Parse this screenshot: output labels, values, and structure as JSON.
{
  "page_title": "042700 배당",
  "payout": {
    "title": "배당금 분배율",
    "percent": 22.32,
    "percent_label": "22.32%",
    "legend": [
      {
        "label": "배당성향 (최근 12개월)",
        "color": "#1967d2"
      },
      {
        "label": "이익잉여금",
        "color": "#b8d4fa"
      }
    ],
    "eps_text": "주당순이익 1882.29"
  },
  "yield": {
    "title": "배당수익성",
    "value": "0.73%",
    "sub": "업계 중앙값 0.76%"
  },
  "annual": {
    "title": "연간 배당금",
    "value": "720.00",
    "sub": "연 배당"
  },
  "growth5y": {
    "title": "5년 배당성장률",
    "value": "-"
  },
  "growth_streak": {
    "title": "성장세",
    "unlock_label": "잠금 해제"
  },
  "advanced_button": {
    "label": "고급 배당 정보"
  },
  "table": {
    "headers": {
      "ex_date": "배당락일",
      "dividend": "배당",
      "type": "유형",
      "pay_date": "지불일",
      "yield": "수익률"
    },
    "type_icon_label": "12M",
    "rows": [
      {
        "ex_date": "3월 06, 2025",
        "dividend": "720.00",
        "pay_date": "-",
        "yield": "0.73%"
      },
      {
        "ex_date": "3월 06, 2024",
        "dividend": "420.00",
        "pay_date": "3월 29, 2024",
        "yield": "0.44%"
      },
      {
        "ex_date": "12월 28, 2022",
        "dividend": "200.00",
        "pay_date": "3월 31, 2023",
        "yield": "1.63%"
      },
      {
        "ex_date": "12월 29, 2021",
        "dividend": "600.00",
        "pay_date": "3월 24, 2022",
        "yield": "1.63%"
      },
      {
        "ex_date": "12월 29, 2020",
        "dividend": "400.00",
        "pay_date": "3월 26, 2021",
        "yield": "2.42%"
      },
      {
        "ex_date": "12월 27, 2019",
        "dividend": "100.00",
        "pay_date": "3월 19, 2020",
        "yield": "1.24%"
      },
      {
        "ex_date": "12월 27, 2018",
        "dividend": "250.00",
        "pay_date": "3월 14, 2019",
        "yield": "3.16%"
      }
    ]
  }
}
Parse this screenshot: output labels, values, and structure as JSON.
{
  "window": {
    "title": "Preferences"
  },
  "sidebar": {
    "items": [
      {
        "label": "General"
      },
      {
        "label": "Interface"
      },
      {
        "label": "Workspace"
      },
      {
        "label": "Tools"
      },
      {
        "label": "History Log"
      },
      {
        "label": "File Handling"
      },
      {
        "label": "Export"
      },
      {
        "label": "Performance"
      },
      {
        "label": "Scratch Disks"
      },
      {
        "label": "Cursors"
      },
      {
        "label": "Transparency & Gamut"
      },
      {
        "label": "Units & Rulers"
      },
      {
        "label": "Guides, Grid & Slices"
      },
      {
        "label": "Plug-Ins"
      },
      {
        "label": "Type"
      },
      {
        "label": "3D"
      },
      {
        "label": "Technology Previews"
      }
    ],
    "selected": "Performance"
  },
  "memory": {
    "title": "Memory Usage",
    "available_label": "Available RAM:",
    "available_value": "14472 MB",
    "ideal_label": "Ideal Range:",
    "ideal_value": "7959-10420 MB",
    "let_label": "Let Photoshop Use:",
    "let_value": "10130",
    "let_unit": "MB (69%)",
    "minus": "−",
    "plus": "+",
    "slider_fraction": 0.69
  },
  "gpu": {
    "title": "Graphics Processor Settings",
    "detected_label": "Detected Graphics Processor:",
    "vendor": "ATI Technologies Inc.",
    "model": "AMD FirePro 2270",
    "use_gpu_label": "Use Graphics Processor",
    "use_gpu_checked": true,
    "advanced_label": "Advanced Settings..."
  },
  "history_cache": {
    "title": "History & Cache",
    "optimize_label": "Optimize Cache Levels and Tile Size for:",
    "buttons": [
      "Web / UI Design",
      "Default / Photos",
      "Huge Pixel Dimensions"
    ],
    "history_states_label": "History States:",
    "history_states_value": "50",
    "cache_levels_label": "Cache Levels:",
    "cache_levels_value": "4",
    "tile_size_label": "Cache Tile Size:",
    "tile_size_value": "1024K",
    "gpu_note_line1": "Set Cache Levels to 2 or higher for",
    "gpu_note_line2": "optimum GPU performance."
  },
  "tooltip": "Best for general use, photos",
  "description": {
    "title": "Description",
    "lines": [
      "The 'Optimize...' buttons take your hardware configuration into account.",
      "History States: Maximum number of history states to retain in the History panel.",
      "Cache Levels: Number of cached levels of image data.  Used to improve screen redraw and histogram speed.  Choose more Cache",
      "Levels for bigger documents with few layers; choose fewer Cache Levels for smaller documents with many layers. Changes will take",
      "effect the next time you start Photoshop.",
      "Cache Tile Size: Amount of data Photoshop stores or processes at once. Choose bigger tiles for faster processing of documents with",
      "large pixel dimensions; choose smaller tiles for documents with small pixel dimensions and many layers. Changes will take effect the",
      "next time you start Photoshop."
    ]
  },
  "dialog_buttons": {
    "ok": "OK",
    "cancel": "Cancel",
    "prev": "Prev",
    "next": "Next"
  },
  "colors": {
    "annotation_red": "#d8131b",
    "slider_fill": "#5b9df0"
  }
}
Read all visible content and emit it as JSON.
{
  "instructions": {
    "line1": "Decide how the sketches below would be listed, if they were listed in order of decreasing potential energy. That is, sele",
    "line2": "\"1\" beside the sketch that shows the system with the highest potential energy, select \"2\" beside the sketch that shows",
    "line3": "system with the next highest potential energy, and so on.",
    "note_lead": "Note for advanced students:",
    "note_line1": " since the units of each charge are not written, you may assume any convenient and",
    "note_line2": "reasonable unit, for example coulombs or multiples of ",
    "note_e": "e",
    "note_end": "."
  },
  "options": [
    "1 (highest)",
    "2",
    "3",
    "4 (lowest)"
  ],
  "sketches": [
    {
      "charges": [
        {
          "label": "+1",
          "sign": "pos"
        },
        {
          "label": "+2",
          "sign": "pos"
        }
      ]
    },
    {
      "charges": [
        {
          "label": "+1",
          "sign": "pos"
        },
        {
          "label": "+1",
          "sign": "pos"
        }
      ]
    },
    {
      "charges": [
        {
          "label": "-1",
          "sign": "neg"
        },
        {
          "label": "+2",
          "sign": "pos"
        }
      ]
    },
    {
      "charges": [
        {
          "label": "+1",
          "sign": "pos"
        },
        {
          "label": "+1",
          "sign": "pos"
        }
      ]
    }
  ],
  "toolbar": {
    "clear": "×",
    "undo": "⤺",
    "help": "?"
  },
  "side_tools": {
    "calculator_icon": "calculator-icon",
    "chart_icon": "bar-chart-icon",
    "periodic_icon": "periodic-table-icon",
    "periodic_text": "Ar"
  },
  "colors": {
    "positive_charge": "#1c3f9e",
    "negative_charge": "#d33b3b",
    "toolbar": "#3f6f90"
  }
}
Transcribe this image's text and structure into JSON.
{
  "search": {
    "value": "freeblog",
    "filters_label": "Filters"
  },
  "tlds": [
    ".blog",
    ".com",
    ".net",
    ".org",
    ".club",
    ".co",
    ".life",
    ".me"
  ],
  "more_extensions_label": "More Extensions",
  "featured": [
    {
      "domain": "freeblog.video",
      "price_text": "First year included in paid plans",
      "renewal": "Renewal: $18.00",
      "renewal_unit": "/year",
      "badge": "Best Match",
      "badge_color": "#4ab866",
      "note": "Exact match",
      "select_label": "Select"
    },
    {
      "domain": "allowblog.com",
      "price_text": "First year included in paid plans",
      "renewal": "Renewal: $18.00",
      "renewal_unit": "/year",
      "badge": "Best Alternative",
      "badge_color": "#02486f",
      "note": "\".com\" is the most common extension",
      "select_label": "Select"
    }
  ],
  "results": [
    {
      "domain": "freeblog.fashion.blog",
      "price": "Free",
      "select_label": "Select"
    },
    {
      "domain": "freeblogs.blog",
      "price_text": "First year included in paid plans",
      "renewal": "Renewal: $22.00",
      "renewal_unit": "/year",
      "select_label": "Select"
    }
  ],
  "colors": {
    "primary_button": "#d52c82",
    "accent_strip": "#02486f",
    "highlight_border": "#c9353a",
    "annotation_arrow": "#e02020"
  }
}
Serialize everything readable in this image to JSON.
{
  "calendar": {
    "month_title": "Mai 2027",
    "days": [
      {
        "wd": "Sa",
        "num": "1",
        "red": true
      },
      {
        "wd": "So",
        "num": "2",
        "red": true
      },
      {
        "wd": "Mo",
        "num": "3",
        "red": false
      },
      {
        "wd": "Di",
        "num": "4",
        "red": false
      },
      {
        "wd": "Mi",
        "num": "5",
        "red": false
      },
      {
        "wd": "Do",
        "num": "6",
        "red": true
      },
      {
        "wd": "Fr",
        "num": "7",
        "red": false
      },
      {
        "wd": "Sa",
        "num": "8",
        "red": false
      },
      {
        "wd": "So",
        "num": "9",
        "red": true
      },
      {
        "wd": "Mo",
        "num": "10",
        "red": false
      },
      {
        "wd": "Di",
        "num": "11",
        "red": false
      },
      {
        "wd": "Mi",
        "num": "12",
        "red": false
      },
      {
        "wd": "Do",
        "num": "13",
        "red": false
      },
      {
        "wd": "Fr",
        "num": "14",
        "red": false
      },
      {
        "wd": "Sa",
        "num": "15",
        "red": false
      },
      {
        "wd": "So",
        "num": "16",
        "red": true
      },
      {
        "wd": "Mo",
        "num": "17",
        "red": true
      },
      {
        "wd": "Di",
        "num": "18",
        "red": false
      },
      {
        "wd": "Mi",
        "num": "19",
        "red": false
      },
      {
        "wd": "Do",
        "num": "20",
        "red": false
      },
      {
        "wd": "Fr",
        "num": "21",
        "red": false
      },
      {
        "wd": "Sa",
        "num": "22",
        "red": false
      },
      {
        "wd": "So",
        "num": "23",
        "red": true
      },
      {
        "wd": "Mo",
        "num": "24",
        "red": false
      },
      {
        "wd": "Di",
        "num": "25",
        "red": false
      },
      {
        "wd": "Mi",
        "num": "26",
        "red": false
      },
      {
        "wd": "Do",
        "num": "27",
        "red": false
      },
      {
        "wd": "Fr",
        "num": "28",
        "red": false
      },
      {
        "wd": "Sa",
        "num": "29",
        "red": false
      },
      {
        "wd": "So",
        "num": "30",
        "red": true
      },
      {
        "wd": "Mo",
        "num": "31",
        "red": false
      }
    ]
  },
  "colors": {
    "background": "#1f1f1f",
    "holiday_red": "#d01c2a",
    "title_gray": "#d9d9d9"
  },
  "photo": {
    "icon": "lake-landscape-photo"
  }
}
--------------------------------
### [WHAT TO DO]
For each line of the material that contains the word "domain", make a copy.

### [SOLVED PROBLEM]
      "domain": "freeblog.video",
      "domain": "allowblog.com",
      "domain": "freeblog.fashion.blog",
      "domain": "freeblogs.blog",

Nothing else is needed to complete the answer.